(What you will do): All of the entries below are to be copied without any alteration.

(Data section):
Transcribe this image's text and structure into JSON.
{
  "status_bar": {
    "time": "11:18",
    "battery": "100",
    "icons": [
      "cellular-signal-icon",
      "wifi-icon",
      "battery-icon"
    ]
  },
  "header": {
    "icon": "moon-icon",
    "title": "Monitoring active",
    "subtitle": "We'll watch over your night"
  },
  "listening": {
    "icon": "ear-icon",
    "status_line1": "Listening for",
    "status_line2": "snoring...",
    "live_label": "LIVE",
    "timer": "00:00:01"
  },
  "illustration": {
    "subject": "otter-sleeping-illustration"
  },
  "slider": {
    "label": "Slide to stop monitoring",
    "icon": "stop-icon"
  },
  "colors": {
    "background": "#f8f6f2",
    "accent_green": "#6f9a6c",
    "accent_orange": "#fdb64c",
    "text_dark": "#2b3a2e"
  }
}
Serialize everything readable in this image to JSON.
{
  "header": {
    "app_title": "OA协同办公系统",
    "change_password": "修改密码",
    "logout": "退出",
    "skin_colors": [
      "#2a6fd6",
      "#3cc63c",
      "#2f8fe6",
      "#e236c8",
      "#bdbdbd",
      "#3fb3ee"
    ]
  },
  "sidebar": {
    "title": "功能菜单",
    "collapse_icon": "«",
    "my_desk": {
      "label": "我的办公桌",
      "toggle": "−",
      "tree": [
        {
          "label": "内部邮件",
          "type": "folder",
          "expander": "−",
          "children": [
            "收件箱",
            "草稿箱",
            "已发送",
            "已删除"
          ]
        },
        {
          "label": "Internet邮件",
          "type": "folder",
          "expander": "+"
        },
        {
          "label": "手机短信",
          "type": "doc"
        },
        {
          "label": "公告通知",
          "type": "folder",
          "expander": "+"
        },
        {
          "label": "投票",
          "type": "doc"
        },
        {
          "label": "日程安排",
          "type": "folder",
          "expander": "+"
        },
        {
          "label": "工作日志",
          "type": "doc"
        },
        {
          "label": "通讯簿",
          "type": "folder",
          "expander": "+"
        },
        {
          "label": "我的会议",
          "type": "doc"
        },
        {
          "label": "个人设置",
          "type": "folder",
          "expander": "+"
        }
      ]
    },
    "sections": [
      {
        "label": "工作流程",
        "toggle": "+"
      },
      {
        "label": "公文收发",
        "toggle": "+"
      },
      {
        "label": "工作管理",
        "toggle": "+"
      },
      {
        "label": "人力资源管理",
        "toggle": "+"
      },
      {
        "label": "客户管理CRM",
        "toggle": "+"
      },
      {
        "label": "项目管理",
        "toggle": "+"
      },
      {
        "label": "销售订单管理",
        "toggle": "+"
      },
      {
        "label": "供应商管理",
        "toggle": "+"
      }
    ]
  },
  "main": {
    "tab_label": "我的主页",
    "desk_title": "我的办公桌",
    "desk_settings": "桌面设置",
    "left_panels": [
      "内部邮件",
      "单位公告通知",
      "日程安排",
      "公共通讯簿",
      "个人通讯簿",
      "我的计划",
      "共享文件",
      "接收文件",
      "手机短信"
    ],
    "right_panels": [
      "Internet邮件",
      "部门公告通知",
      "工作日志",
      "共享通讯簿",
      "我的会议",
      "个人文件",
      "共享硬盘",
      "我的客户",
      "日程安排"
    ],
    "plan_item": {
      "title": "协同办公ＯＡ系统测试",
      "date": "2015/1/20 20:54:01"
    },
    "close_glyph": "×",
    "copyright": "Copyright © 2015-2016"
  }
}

(Answer for the task):
Transcribe this image's text and structure into JSON.
{
  "status_bar": {
    "time": "11:18",
    "battery": "100",
    "icons": [
      "cellular-signal-icon",
      "wifi-icon",
      "battery-icon"
    ]
  },
  "header": {
    "icon": "moon-icon",
    "title": "Monitoring active",
    "subtitle": "We'll watch over your night"
  },
  "listening": {
    "icon": "ear-icon",
    "status_line1": "Listening for",
    "status_line2": "snoring...",
    "live_label": "LIVE",
    "timer": "00:00:01"
  },
  "illustration": {
    "subject": "otter-sleeping-illustration"
  },
  "slider": {
    "label": "Slide to stop monitoring",
    "icon": "stop-icon"
  },
  "colors": {
    "background": "#f8f6f2",
    "accent_green": "#6f9a6c",
    "accent_orange": "#fdb64c",
    "text_dark": "#2b3a2e"
  }
}
Serialize everything readable in this image to JSON.
{
  "header": {
    "app_title": "OA协同办公系统",
    "change_password": "修改密码",
    "logout": "退出",
    "skin_colors": [
      "#2a6fd6",
      "#3cc63c",
      "#2f8fe6",
      "#e236c8",
      "#bdbdbd",
      "#3fb3ee"
    ]
  },
  "sidebar": {
    "title": "功能菜单",
    "collapse_icon": "«",
    "my_desk": {
      "label": "我的办公桌",
      "toggle": "−",
      "tree": [
        {
          "label": "内部邮件",
          "type": "folder",
          "expander": "−",
          "children": [
            "收件箱",
            "草稿箱",
            "已发送",
            "已删除"
          ]
        },
        {
          "label": "Internet邮件",
          "type": "folder",
          "expander": "+"
        },
        {
          "label": "手机短信",
          "type": "doc"
        },
        {
          "label": "公告通知",
          "type": "folder",
          "expander": "+"
        },
        {
          "label": "投票",
          "type": "doc"
        },
        {
          "label": "日程安排",
          "type": "folder",
          "expander": "+"
        },
        {
          "label": "工作日志",
          "type": "doc"
        },
        {
          "label": "通讯簿",
          "type": "folder",
          "expander": "+"
        },
        {
          "label": "我的会议",
          "type": "doc"
        },
        {
          "label": "个人设置",
          "type": "folder",
          "expander": "+"
        }
      ]
    },
    "sections": [
      {
        "label": "工作流程",
        "toggle": "+"
      },
      {
        "label": "公文收发",
        "toggle": "+"
      },
      {
        "label": "工作管理",
        "toggle": "+"
      },
      {
        "label": "人力资源管理",
        "toggle": "+"
      },
      {
        "label": "客户管理CRM",
        "toggle": "+"
      },
      {
        "label": "项目管理",
        "toggle": "+"
      },
      {
        "label": "销售订单管理",
        "toggle": "+"
      },
      {
        "label": "供应商管理",
        "toggle": "+"
      }
    ]
  },
  "main": {
    "tab_label": "我的主页",
    "desk_title": "我的办公桌",
    "desk_settings": "桌面设置",
    "left_panels": [
      "内部邮件",
      "单位公告通知",
      "日程安排",
      "公共通讯簿",
      "个人通讯簿",
      "我的计划",
      "共享文件",
      "接收文件",
      "手机短信"
    ],
    "right_panels": [
      "Internet邮件",
      "部门公告通知",
      "工作日志",
      "共享通讯簿",
      "我的会议",
      "个人文件",
      "共享硬盘",
      "我的客户",
      "日程安排"
    ],
    "plan_item": {
      "title": "协同办公ＯＡ系统测试",
      "date": "2015/1/20 20:54:01"
    },
    "close_glyph": "×",
    "copyright": "Copyright © 2015-2016"
  }
}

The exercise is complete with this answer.